START Input records

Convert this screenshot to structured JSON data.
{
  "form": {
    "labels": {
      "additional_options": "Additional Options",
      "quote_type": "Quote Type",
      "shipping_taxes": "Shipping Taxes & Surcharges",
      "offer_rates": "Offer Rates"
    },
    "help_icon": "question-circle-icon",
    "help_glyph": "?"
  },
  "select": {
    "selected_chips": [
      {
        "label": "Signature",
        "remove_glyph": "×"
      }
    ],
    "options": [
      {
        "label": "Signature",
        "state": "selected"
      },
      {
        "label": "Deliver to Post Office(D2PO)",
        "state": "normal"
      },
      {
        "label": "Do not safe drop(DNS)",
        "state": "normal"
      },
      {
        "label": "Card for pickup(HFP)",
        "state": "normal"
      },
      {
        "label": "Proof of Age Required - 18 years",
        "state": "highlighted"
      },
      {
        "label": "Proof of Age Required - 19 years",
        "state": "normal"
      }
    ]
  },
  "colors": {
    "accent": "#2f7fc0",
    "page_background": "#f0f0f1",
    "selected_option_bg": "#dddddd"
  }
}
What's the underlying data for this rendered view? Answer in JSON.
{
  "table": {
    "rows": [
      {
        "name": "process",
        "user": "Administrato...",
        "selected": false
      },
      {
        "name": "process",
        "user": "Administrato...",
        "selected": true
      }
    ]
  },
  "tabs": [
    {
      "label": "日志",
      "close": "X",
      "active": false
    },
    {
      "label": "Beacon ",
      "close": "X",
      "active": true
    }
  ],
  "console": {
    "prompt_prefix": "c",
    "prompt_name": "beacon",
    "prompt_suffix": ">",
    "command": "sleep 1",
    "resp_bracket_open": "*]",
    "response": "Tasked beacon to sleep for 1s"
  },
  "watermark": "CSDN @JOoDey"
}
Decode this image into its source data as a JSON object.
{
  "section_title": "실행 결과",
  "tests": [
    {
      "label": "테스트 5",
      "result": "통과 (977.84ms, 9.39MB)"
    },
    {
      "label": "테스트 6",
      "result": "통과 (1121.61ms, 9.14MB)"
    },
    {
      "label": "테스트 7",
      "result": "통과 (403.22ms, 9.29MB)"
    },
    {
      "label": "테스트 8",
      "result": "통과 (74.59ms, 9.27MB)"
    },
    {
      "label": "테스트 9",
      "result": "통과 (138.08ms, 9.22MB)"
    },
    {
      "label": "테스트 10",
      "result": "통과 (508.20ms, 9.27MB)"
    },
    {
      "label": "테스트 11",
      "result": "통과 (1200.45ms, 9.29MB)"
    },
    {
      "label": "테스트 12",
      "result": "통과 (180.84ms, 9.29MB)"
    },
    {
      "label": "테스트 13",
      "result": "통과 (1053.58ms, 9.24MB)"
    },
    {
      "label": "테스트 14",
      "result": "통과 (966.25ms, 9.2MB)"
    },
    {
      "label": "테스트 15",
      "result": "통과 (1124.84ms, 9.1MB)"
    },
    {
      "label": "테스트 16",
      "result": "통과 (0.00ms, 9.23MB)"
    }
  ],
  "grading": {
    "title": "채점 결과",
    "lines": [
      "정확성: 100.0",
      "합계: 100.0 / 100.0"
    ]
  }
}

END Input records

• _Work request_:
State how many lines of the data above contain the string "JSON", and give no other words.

• _Final answer_:
3